---------- MATERIAL SHOWN

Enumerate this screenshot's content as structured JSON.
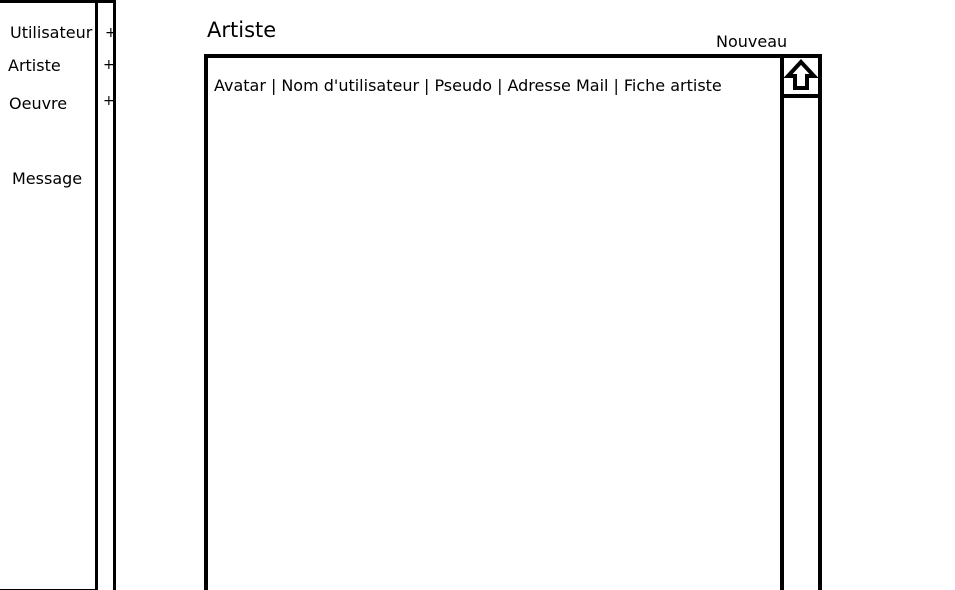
{
  "sidebar": {
    "items": [
      {
        "label": "Utilisateur",
        "plus": "+"
      },
      {
        "label": "Artiste",
        "plus": "+"
      },
      {
        "label": "Oeuvre",
        "plus": "+"
      },
      {
        "label": "Message"
      }
    ]
  },
  "main": {
    "title": "Artiste",
    "new_label": "Nouveau",
    "columns": [
      "Avatar",
      "Nom d'utilisateur",
      "Pseudo",
      "Adresse Mail",
      "Fiche artiste"
    ],
    "separator": "|"
  },
  "icons": {
    "scroll_up": "up-arrow-icon"
  }
}
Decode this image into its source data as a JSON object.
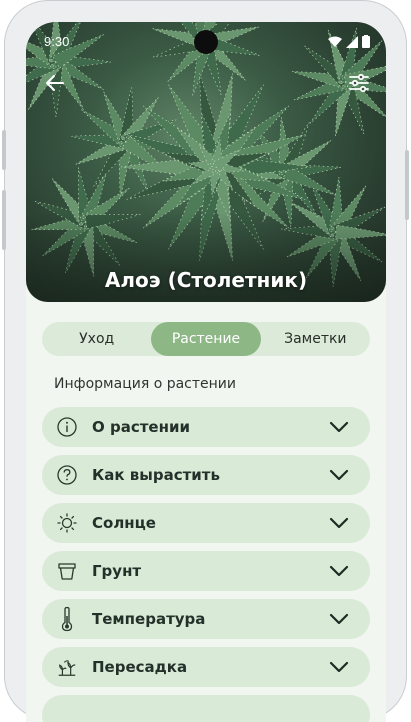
{
  "status_bar": {
    "time": "9:30"
  },
  "header": {
    "title": "Алоэ (Столетник)"
  },
  "tabs": [
    {
      "label": "Уход",
      "active": false
    },
    {
      "label": "Растение",
      "active": true
    },
    {
      "label": "Заметки",
      "active": false
    }
  ],
  "section": {
    "title": "Информация о растении"
  },
  "items": [
    {
      "label": "О растении",
      "icon": "info-icon"
    },
    {
      "label": "Как вырастить",
      "icon": "question-icon"
    },
    {
      "label": "Солнце",
      "icon": "sun-icon"
    },
    {
      "label": "Грунт",
      "icon": "pot-icon"
    },
    {
      "label": "Температура",
      "icon": "thermometer-icon"
    },
    {
      "label": "Пересадка",
      "icon": "transplant-icon"
    }
  ],
  "colors": {
    "accent": "#8db886",
    "card": "#d9ead6",
    "tab_track": "#dcebd9",
    "background": "#f1f7f0"
  }
}
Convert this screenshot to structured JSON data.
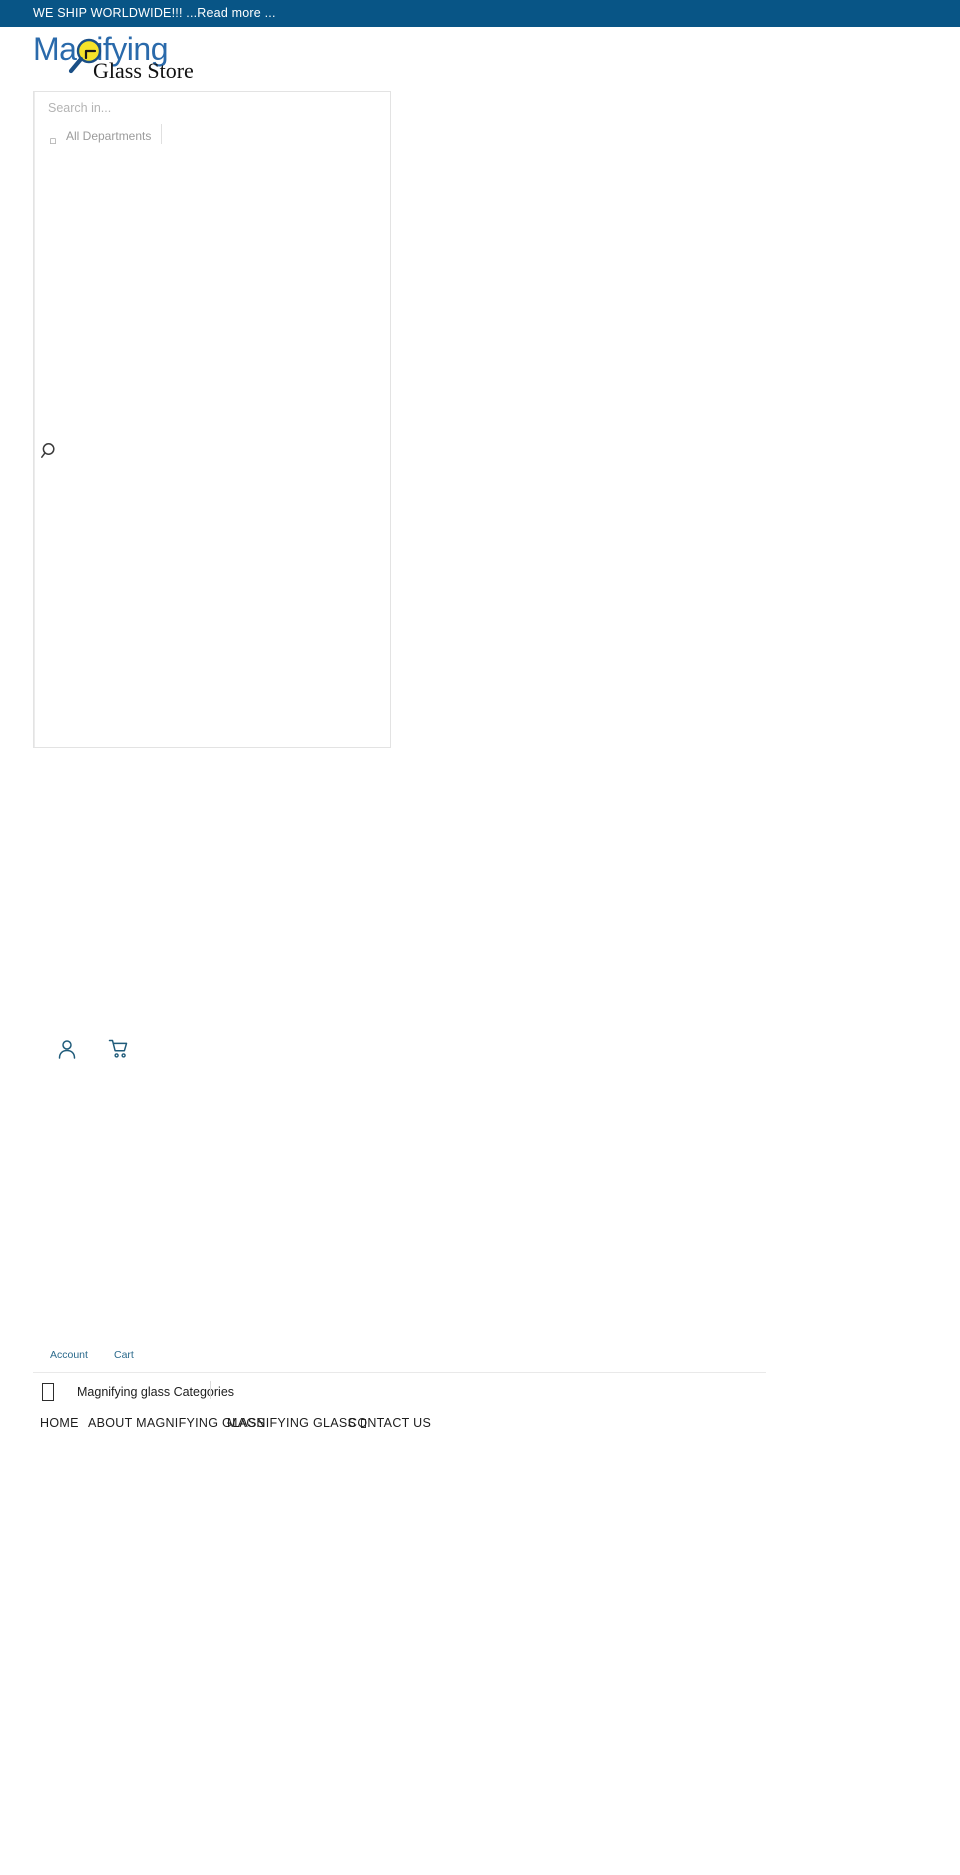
{
  "announcement": {
    "text": "WE SHIP WORLDWIDE!!! ...Read more ...",
    "background": "#085586",
    "color": "#ffffff"
  },
  "logo": {
    "line1": "Magnifying",
    "line2": "Glass Store",
    "line1_color": "#2a6aab",
    "line2_color": "#111111",
    "lens_color": "#f5e32a",
    "alt": "Magnifying Glass Store"
  },
  "search": {
    "placeholder": "Search in...",
    "value": "",
    "department_label": "All Departments",
    "department_glyph": "▫",
    "submit_icon": "search-icon"
  },
  "account_bar": {
    "person_icon": "user-icon",
    "cart_icon": "shopping-cart-icon",
    "account_label": "Account",
    "cart_label": "Cart",
    "link_color": "#2b6a8c"
  },
  "categories": {
    "label": "Magnifying glass Categories",
    "icon": "menu-bars-icon"
  },
  "main_nav": {
    "items": [
      {
        "label": "HOME",
        "has_caret": false
      },
      {
        "label": "ABOUT MAGNIFYING GLASS",
        "has_caret": false
      },
      {
        "label": "MAGNIFYING GLASS",
        "has_caret": true
      },
      {
        "label": "CONTACT US",
        "has_caret": false
      }
    ]
  }
}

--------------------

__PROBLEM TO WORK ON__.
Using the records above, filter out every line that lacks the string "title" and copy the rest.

__RESULT FOR THIS TASK__.
    "title": "Artiste",
    "title": "Алоэ (Столетник)"
    "title": "Информация о растении"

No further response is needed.